If a man loses pace with his companions, perhaps it is because he hears a different drummer. Let him step to the music which he hears, however measured, or far away.
- Henry David Thoreau
There is an eleven-year-old girl to whom I look up. Her name is Keila Penner, and she lives in Lachine, Quebec, a fifteen minute drive from Montreal. Penner is a fan of the Ottawa Senators, which is somewhat uncommon, considering that the franchise has only been around since 1992, and she lives near Montreal where the Canadiens play hockey. Les Habitants have been a professional hockey franchise since 1909, and have won the Stanley Cup 24 times, which is more than any other team.
Outsiders often compare Montreal’s devotion to Le Bleu-Blanc-Rouge to a religion, but there is no denomination of followers so fervently aligned, while simultaneously critical and suspicious of every edict that comes to be promoted as truth. La Sainte-Flanelle are more like a sometimes-benevolent dictatorship of culture. After all, there is no blind faith in the team, fans demand to see evidence instead of trusting in the unseen.

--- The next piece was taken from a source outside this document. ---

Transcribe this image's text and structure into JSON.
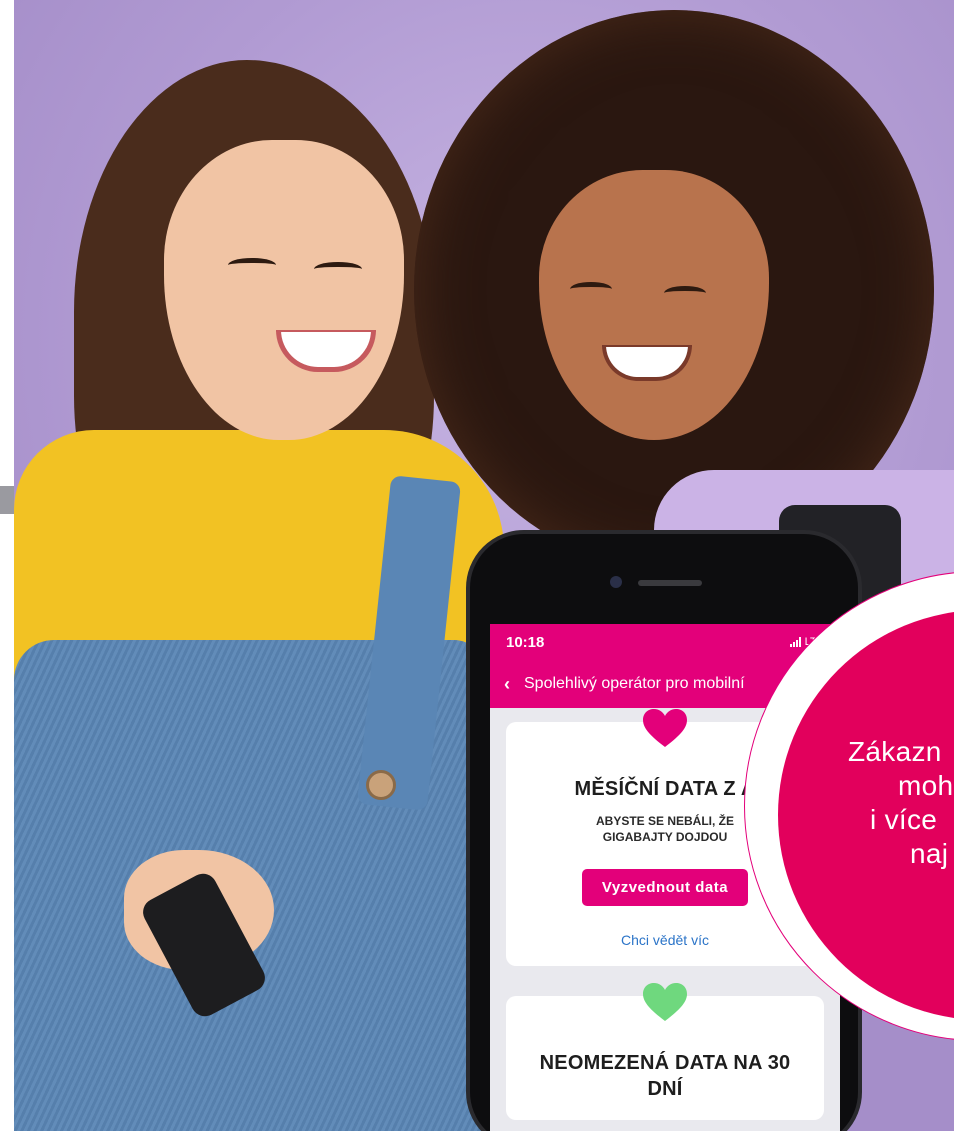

However, there is uniformity in the following.
Or, at least assumed uniformity.
With the Canadiens and Senators set to battle in a first round playoff battle, Penner’s school decided to hold a “Habs Day” event in which students were encouraged to dress in the local hockey team’s gear. Not only did Penner wear a Senators jersey to school that day, she refused to take it off when confronted by teachers. She was, in turn, sent home by the school.

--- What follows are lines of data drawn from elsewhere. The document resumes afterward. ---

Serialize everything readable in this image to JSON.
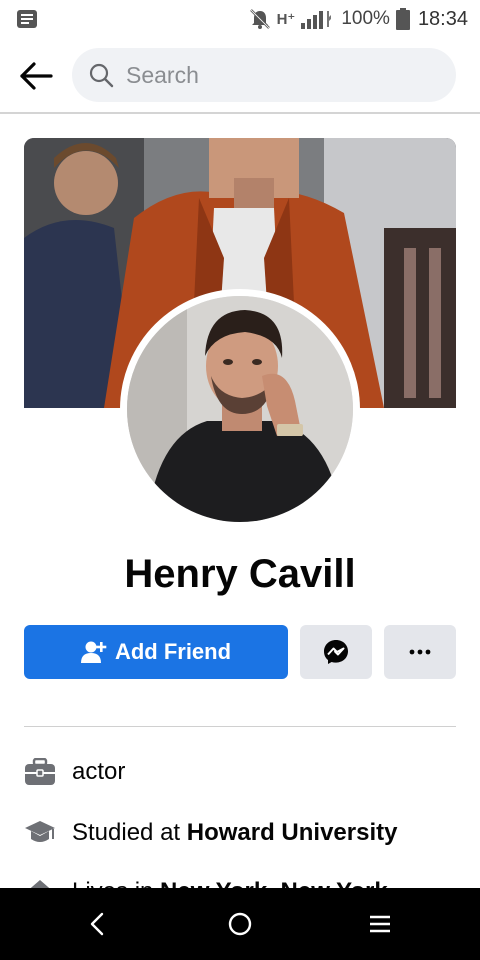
{
  "status_bar": {
    "network": "H⁺",
    "battery": "100%",
    "time": "18:34"
  },
  "header": {
    "search_placeholder": "Search"
  },
  "profile": {
    "name": "Henry Cavill"
  },
  "actions": {
    "add_friend_label": "Add Friend"
  },
  "intro": {
    "occupation": "actor",
    "education_prefix": "Studied at ",
    "education_school": "Howard University",
    "lives_prefix": "Lives in ",
    "lives_place": "New York, New York"
  },
  "colors": {
    "accent": "#1b74e4",
    "button_gray": "#e4e6eb"
  }
}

That is awesome.
It’s not awesome because someone prefers the Senators to the Canadiens. It’s awesome because an eleven-year-old girl who defines herself, at least in part, as a fan of one team, wasn’t bullied by a majority into compromising that definition. The hockey jersey itself is relatively unimportant, but the principle of standing up to authority, and not following the lead of the majority is one to which I, personally, ascribe.
I’m a grown man, and I don’t know if I would stick to my principles under the demands of a similar authority figure to the one against which Penner stood her ground. And she’s eleven-years-old!

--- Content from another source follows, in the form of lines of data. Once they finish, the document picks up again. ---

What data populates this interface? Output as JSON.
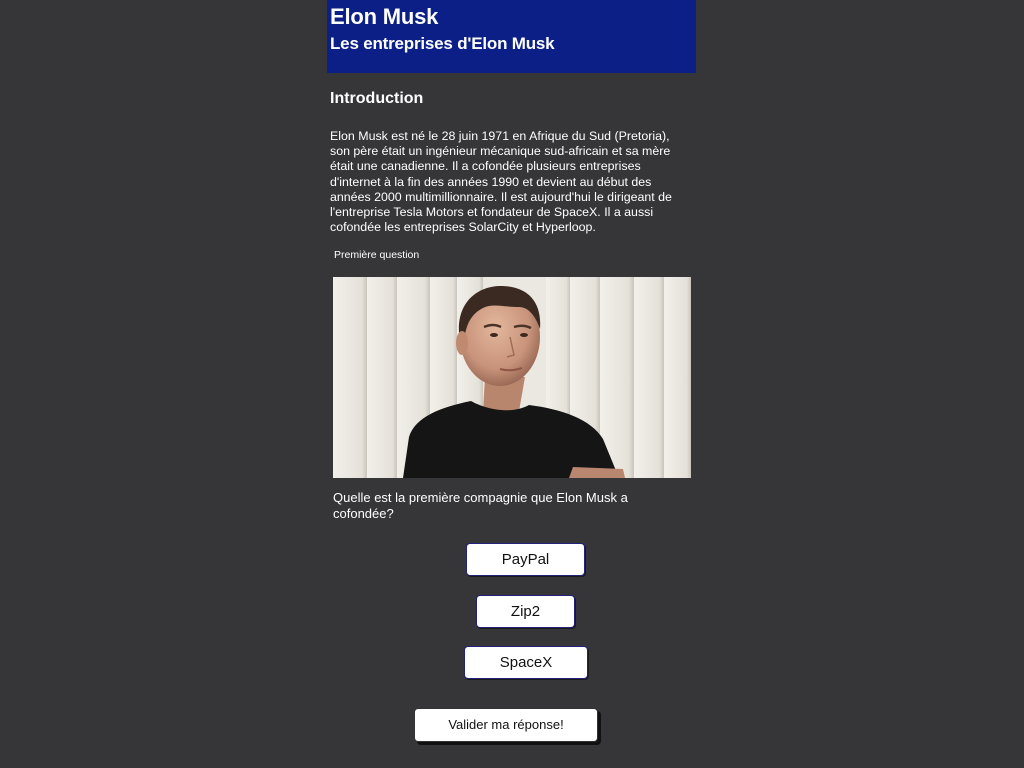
{
  "header": {
    "title": "Elon Musk",
    "subtitle": "Les entreprises d'Elon Musk"
  },
  "intro": {
    "heading": "Introduction",
    "text": "Elon Musk est né le 28 juin 1971 en Afrique du Sud (Pretoria), son père était un ingénieur mécanique sud-africain et sa mère était une canadienne. Il a cofondée plusieurs entreprises d'internet à la fin des années 1990 et devient au début des années 2000 multimillionnaire. Il est aujourd'hui le dirigeant de l'entreprise Tesla Motors et fondateur de SpaceX. Il a aussi cofondée les entreprises SolarCity et Hyperloop."
  },
  "quiz": {
    "label": "Première question",
    "question": "Quelle est la première compagnie que Elon Musk a cofondée?",
    "answers": [
      {
        "label": "PayPal"
      },
      {
        "label": "Zip2"
      },
      {
        "label": "SpaceX"
      }
    ],
    "submit_label": "Valider ma réponse!"
  },
  "colors": {
    "background": "#363538",
    "header": "#0b1f86",
    "text": "#ffffff",
    "button_bg": "#ffffff"
  }
}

After learning of Penner’s strength of character, Senators owner Eugene Melnyk drove her and her family to Ottawa in a limousine to watch Game Four of the Ottawa and Montreal series from his private box. The Senators won the game, taking a commanding 3-1 series lead, and setting up their eventual series victory the following game.
A lot of time has been spent on this blog attempting to reconcile the amount of time we spend obsessing over sports with its value, or seeming lack thereof. It’s comforting to find stories like this, in which the devotion to a team has the ability to teach and reinforce lasting principles that the world beyond sports fandom values.
I also love that it’s sports, in this instance, that allows us to learn a valuable lesson and gain encouragement from an eleven-year-old. Keep on doing what you’re doing, Keila.
Stick tap to Chris Lund at Inside The Senate.